Even though I was disappointed in BEYOND: Two Souls in a lot of ways, the game has several memorable moments that it just nails. My favorite happens in the chapter called “My Imaginary Friend…” when the protagonist Jodie is a little girl and goes into the backyard to play in the snow for a few minutes. When she hears the neighbors having a snowball fight just beyond the fence, she and the spirit linked to her (Aiden) sneak out to join in the fun.
Playing the game, you have to press buttons (very simply) to pack the snowballs and throw them at the other kids. It felt like time was standing still so I could concentrate on this small activity, and it seemed like a way of recapturing a little tiny sliver of the simple bliss children feel when they play, blocking out everything else. For me, it was the most magical moment in the game.
Most Addictive Combat:
DmC: Devil May Cry’s Hack ‘n’ Slash Combat
I love the combat in Devil May Cry so hard. I still remember loading up my first DMC game well over a year ago and thinking, within the first few minutes, This is the coolest game ever. It’s tricky to master, but DMC’s unique brand of hack ‘n’ slash combat is extremely rewarding to practice.
This year’s reboot of the series, DmC: Devil May Cry, brings back all of the fast-paced, flashy action and makes it look more polished than ever. Things are a little different this time around — the lock-on feature is notably missing, for instance — but slashing through enemies feels just as smooth and satisfying as ever. My favorite thing about the combat is how easy it is to switch between weapons on the fly to crank up those combos and tackle enemies on the ground as well as in the air. For weeks after completing the game, I replayed the same gorgeous levels on higher and higher difficulty settings as my skills improved, and somehow I never got bored. Now, nearly a year later, I’m getting the itch to pick up Ebony and Ivory again. And mostly Osiris.
Michael De Santa in Grand Theft Auto V
I soooo want to preface this with a list of all the characters I liked this year, but I’m forcing myself not to do that. There were a lot of good characters. But of them all, the one I still think about is Michael De Santa from Grand Theft Auto V.
I talked a bit about why he’s my favorite character in the game here. He loves the 80’s. He’s self-absorbed. He does crazy things when he’s upset. He’s always trying to better himself, but in my world, he steals cars on the way to see his therapist. As he tells Franklin on one of their many man-dates, he goes after things, he gets them, and then he hates them. He wants to be the perfect family man, but he’s never truly satisfied there. He’s the conscience (and sometimes hypocrite) of the Grand Theft Auto series, and in spite of all of his flaws, I just love him.
Joel’s Choice in The Last of Us
I’ll admit I had every intention of making this one about BioShock Infinite’s amazing twist with parallel universes and a stolen baby — but then I finished The Last of Us last night, and it blew me away. If you haven’t played to the end of the game, stop reading now to avoid SPOILERS!

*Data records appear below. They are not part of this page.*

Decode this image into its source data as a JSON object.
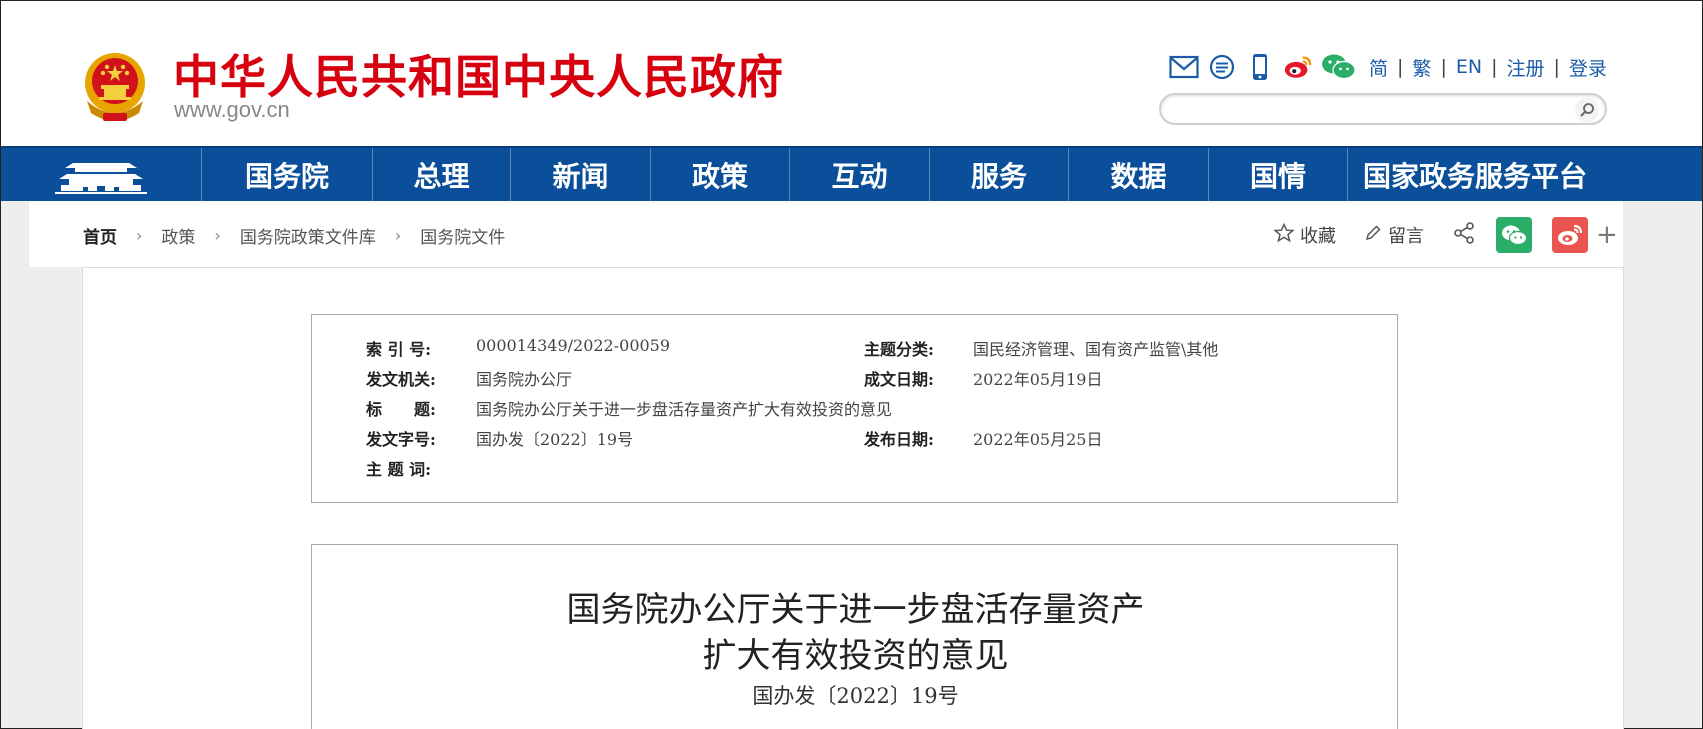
{
  "header": {
    "site_title": "中华人民共和国中央人民政府",
    "site_url": "www.gov.cn",
    "lang_links": [
      "简",
      "繁",
      "EN",
      "注册",
      "登录"
    ],
    "search_placeholder": "",
    "icons": [
      "mail-icon",
      "message-icon",
      "mobile-icon",
      "weibo-icon",
      "wechat-icon",
      "search-icon"
    ]
  },
  "nav": {
    "items": [
      "国务院",
      "总理",
      "新闻",
      "政策",
      "互动",
      "服务",
      "数据",
      "国情",
      "国家政务服务平台"
    ]
  },
  "breadcrumb": {
    "items": [
      "首页",
      "政策",
      "国务院政策文件库",
      "国务院文件"
    ]
  },
  "share": {
    "favorite_label": "收藏",
    "comment_label": "留言",
    "more_label": "+"
  },
  "meta": {
    "index_label": "索 引 号:",
    "index_value": "000014349/2022-00059",
    "category_label": "主题分类:",
    "category_value": "国民经济管理、国有资产监管\\其他",
    "issuer_label": "发文机关:",
    "issuer_value": "国务院办公厅",
    "written_date_label": "成文日期:",
    "written_date_value": "2022年05月19日",
    "title_label": "标　　题:",
    "title_value": "国务院办公厅关于进一步盘活存量资产扩大有效投资的意见",
    "doc_number_label": "发文字号:",
    "doc_number_value": "国办发〔2022〕19号",
    "publish_date_label": "发布日期:",
    "publish_date_value": "2022年05月25日",
    "keywords_label": "主 题 词:",
    "keywords_value": ""
  },
  "document": {
    "title_line1": "国务院办公厅关于进一步盘活存量资产",
    "title_line2": "扩大有效投资的意见",
    "number": "国办发〔2022〕19号"
  },
  "colors": {
    "brand_red": "#d7000f",
    "nav_blue": "#0b4f9a",
    "link_blue": "#1a5ca8",
    "wechat_green": "#2aae67",
    "weibo_red": "#e9544f"
  }
}
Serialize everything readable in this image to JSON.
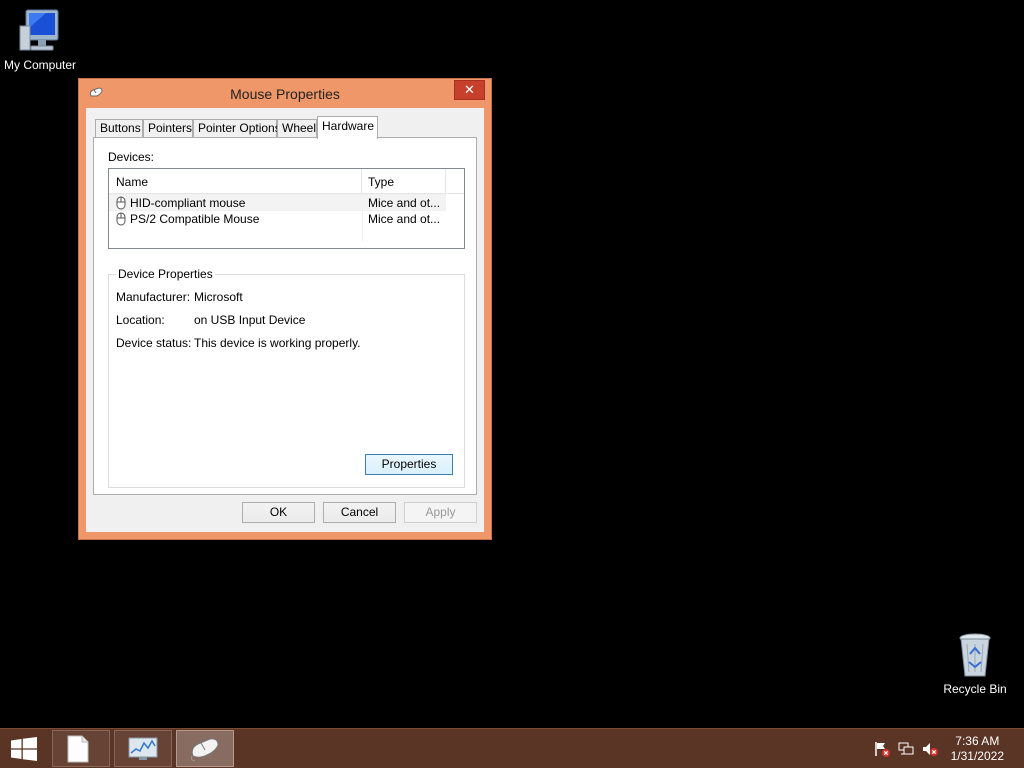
{
  "desktop": {
    "icons": [
      {
        "label": "My Computer",
        "icon": "computer-icon"
      },
      {
        "label": "Recycle Bin",
        "icon": "recycle-bin-icon"
      }
    ]
  },
  "dialog": {
    "title": "Mouse Properties",
    "close_glyph": "✕",
    "tabs": [
      "Buttons",
      "Pointers",
      "Pointer Options",
      "Wheel",
      "Hardware"
    ],
    "active_tab": "Hardware",
    "devices_label": "Devices:",
    "columns": {
      "name": "Name",
      "type": "Type"
    },
    "devices": [
      {
        "name": "HID-compliant mouse",
        "type": "Mice and ot..."
      },
      {
        "name": "PS/2 Compatible Mouse",
        "type": "Mice and ot..."
      }
    ],
    "device_properties": {
      "title": "Device Properties",
      "manufacturer_label": "Manufacturer:",
      "manufacturer": "Microsoft",
      "location_label": "Location:",
      "location": "on USB Input Device",
      "status_label": "Device status:",
      "status": "This device is working properly."
    },
    "buttons": {
      "properties": "Properties",
      "ok": "OK",
      "cancel": "Cancel",
      "apply": "Apply"
    }
  },
  "taskbar": {
    "start_icon": "windows-logo-icon",
    "apps": [
      "file-explorer-icon",
      "performance-monitor-icon",
      "mouse-icon"
    ],
    "tray": [
      "action-center-flag-icon",
      "network-icon",
      "volume-muted-icon"
    ],
    "time": "7:36 AM",
    "date": "1/31/2022"
  },
  "colors": {
    "window_frame": "#f0976a",
    "close_button": "#c7402c",
    "taskbar": "#5a3424",
    "desktop": "#000000"
  }
}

Just as you think Joel has let his guard down to accept Ellie almost as family, you realize their relationship may not be as healthy for him as you thought. When Ellie has a chance to sacrifice herself in order to create a cure — something she absolutely feels is right — Joel defies her wishes and quite possibly jeopardizes humanity’s future because he refuses to lose her. It’s a bittersweet awful thing, and it begs so many questions about why he did it and whether there was any logic behind it. It’s a perfect example of selfish love.
But the real magic of Joel’s choice in The Last of Us is that it confronts the very notion of a heroic ending. There’s a particularly amazing moment when Joel rushes into the operating room to save Ellie and kills innocent doctors to get to her. This was the moment I realized it doesn’t matter what the player wants or feels is right. Playing as Joel — no matter how uncomfortable it makes you — it’s now your job to play the cruel savior to the very end.